An interesting thing about the X2 Omni is that it takes diagonal paths, and in my case, where I have uneven floor heights, traversing rooms can be a noisy affair as it enters the new room at an angle, causing the sweeper to rub against the protrusion on the floor, causing a squeaky noise. Otherwise, the X2 Omni is relatively silent on its default settings.
Despite the more sophisticated navigation system, it doesn’t seem like the X2 Omni is significantly smarter; if anything, it seems as if it’s designed around the radical redesign, which makes it more nimble and manoeuvrable. So you still need to exercise discretion in how your furniture is arranged and what you leave on the floor. This is something that applies to all robot vacuums–to various degrees–regardless of cost.
The X2 Omni can be set up to support Alexa and Google Assistant, but I feel it’s more effective just to use YIKO 2.0, the onboard assistant, to ask it to clean specific rooms or spots–it’s pretty handy for simple, specific instructions. But! I’m out of earshot most of the time, so the app is far more useful; plus, it’s easier to adjust cleaning settings.
The X2 Omni also has a front camera (part of the AIVI 3D navigation system) that it uses to identify and detect objects. It has a secondary purpose as well–you can use it to survey your house, and there’s the added flexibility of giving you the ability to control the vacuum manually with on-screen controls like a remote-controlled car (just because). The cynical among us will rightfully question the issue of privacy in this case, and Robovacs’ public response is that privacy will not be violated and they will put the privacy of customers first, which is the equivalent of ‘trust me bro’. The reality is it’s no different from any other device with the ability to capture sight and sound, so the risk is, in reality, no more so than the average device with a camera, terms & conditions notwithstanding.
Aye or nay

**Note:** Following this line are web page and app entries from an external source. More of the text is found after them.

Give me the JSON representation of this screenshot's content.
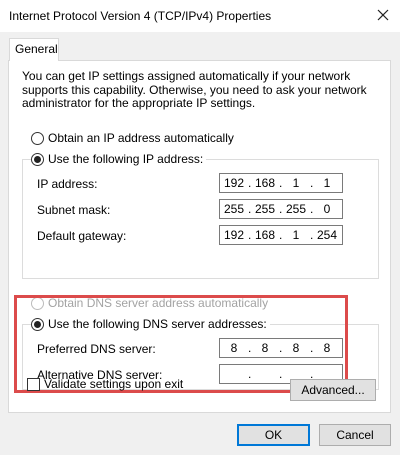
{
  "window": {
    "title": "Internet Protocol Version 4 (TCP/IPv4) Properties",
    "close_icon": "close-icon"
  },
  "tabs": [
    {
      "label": "General",
      "active": true
    }
  ],
  "description": "You can get IP settings assigned automatically if your network supports this capability. Otherwise, you need to ask your network administrator for the appropriate IP settings.",
  "ip_section": {
    "auto_label": "Obtain an IP address automatically",
    "manual_label": "Use the following IP address:",
    "selected": "manual",
    "fields": {
      "ip_address": {
        "label": "IP address:",
        "octets": [
          "192",
          "168",
          "1",
          "1"
        ]
      },
      "subnet_mask": {
        "label": "Subnet mask:",
        "octets": [
          "255",
          "255",
          "255",
          "0"
        ]
      },
      "default_gateway": {
        "label": "Default gateway:",
        "octets": [
          "192",
          "168",
          "1",
          "254"
        ]
      }
    }
  },
  "dns_section": {
    "auto_label": "Obtain DNS server address automatically",
    "auto_disabled": true,
    "manual_label": "Use the following DNS server addresses:",
    "selected": "manual",
    "fields": {
      "preferred": {
        "label": "Preferred DNS server:",
        "octets": [
          "8",
          "8",
          "8",
          "8"
        ]
      },
      "alternative": {
        "label": "Alternative DNS server:",
        "octets": [
          "",
          "",
          "",
          ""
        ]
      }
    }
  },
  "validate": {
    "label": "Validate settings upon exit",
    "checked": false
  },
  "buttons": {
    "advanced": "Advanced...",
    "ok": "OK",
    "cancel": "Cancel"
  },
  "colors": {
    "highlight_border": "#dc4b4b",
    "default_button_border": "#0078d7",
    "dialog_background": "#f0f0f0"
  }
}
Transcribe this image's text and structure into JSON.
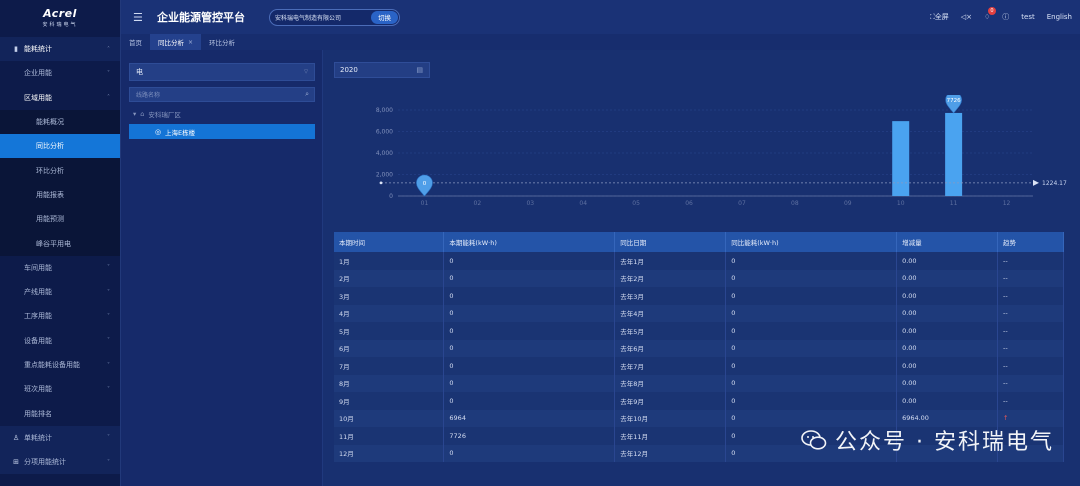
{
  "brand": {
    "logo_main": "Acrel",
    "logo_sub": "安科瑞电气"
  },
  "header": {
    "title": "企业能源管控平台",
    "company": "安科瑞电气制造有限公司",
    "switch_label": "切换",
    "fullscreen_label": "全屏",
    "notifications_count": "0",
    "user": "test",
    "language": "English"
  },
  "tabs": [
    {
      "label": "首页"
    },
    {
      "label": "同比分析"
    },
    {
      "label": "环比分析"
    }
  ],
  "sidebar": {
    "items": [
      {
        "label": "能耗统计"
      },
      {
        "label": "企业用能"
      },
      {
        "label": "区域用能"
      },
      {
        "label": "能耗概况"
      },
      {
        "label": "同比分析"
      },
      {
        "label": "环比分析"
      },
      {
        "label": "用能报表"
      },
      {
        "label": "用能预测"
      },
      {
        "label": "峰谷平用电"
      },
      {
        "label": "车间用能"
      },
      {
        "label": "产线用能"
      },
      {
        "label": "工序用能"
      },
      {
        "label": "设备用能"
      },
      {
        "label": "重点能耗设备用能"
      },
      {
        "label": "班次用能"
      },
      {
        "label": "用能排名"
      },
      {
        "label": "单耗统计"
      },
      {
        "label": "分项用能统计"
      }
    ]
  },
  "filter": {
    "energy_type": "电",
    "search_placeholder": "线路名称",
    "tree_root": "安科瑞厂区",
    "tree_selected": "上海E栋楼",
    "year": "2020"
  },
  "chart_data": {
    "type": "bar",
    "categories": [
      "01",
      "02",
      "03",
      "04",
      "05",
      "06",
      "07",
      "08",
      "09",
      "10",
      "11",
      "12"
    ],
    "values": [
      0,
      0,
      0,
      0,
      0,
      0,
      0,
      0,
      0,
      6964,
      7726,
      0
    ],
    "ylim": [
      0,
      8000
    ],
    "yticks": [
      "0",
      "2,000",
      "4,000",
      "6,000",
      "8,000"
    ],
    "markers": [
      {
        "category": "01",
        "label": "0"
      },
      {
        "category": "11",
        "label": "7726"
      }
    ],
    "average_line": {
      "value": 1224.17,
      "label": "1224.17"
    },
    "colors": {
      "bar": "#4aa3f0",
      "line": "#8a98c0"
    }
  },
  "table": {
    "headers": [
      "本期时间",
      "本期能耗(kW·h)",
      "同比日期",
      "同比能耗(kW·h)",
      "增减量",
      "趋势"
    ],
    "rows": [
      [
        "1月",
        "0",
        "去年1月",
        "0",
        "0.00",
        "--"
      ],
      [
        "2月",
        "0",
        "去年2月",
        "0",
        "0.00",
        "--"
      ],
      [
        "3月",
        "0",
        "去年3月",
        "0",
        "0.00",
        "--"
      ],
      [
        "4月",
        "0",
        "去年4月",
        "0",
        "0.00",
        "--"
      ],
      [
        "5月",
        "0",
        "去年5月",
        "0",
        "0.00",
        "--"
      ],
      [
        "6月",
        "0",
        "去年6月",
        "0",
        "0.00",
        "--"
      ],
      [
        "7月",
        "0",
        "去年7月",
        "0",
        "0.00",
        "--"
      ],
      [
        "8月",
        "0",
        "去年8月",
        "0",
        "0.00",
        "--"
      ],
      [
        "9月",
        "0",
        "去年9月",
        "0",
        "0.00",
        "--"
      ],
      [
        "10月",
        "6964",
        "去年10月",
        "0",
        "6964.00",
        "↑"
      ],
      [
        "11月",
        "7726",
        "去年11月",
        "0",
        "",
        ""
      ],
      [
        "12月",
        "0",
        "去年12月",
        "0",
        "",
        ""
      ]
    ]
  },
  "watermark": "公众号 · 安科瑞电气"
}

If you take the Roborock Q Revo as a reference, the X2 Omni has more power and is physically more compact and flexible in terms of managing carpets and terrain. It also has a more sophisticated navigation system that’s great at avoiding people even when moving at speed, though admittedly, I do not think it offers a breakthrough-level kind of performance despite what the list of features states, and I’m not quite certain about the benefits of AI Navigation. Hopefully, future updates will sort this out. As mentioned previously, I suspect the tech makes it possible for the Ecovacs to manifest their vision of a more nimble robot vacuum that can traverse tighter spots and clean wall edges better.
The price difference feels par for the course; the truth is it really depends on whether you need its more compact form (height and width, mostly) for those hard-to-reach spaces and the additional bells and whistles, which I suspect most people do not.
That said, the X2 Omni is a decent representation of what robot vacuums can do right now and to an extent, it’s a bit like a cutting-edge flagship smartphone with a myriad of features that you may or may not use. For some, it solves their highly exacting needs, but for the rest of us, you’re paying for specs and the thrill of ownership.
- ECOVACS DEEBOT X2 Omni - 7.6/107.6/10
ECOVACS DEEBOT X2 Omni
Price SGD1,799 (now retailing SGD1,559)/ MYR5,799
Value Proposition ✅✅✅✅✅✅✅☐☐☐
Design & Build Quality ✅✅✅✅✅✅✅½☐☐
The X2 Omni offers best-of-class specs (or near to it) and is reasonable for the offer price. Navigation-wise, it’s reasonably decent but isn’t mind-blowingly fantastic, and could use a software update for refinement. But generally, this represents what robot vacuums can offer if money is no object. If you have tight spaces around the house, this is worth consideration.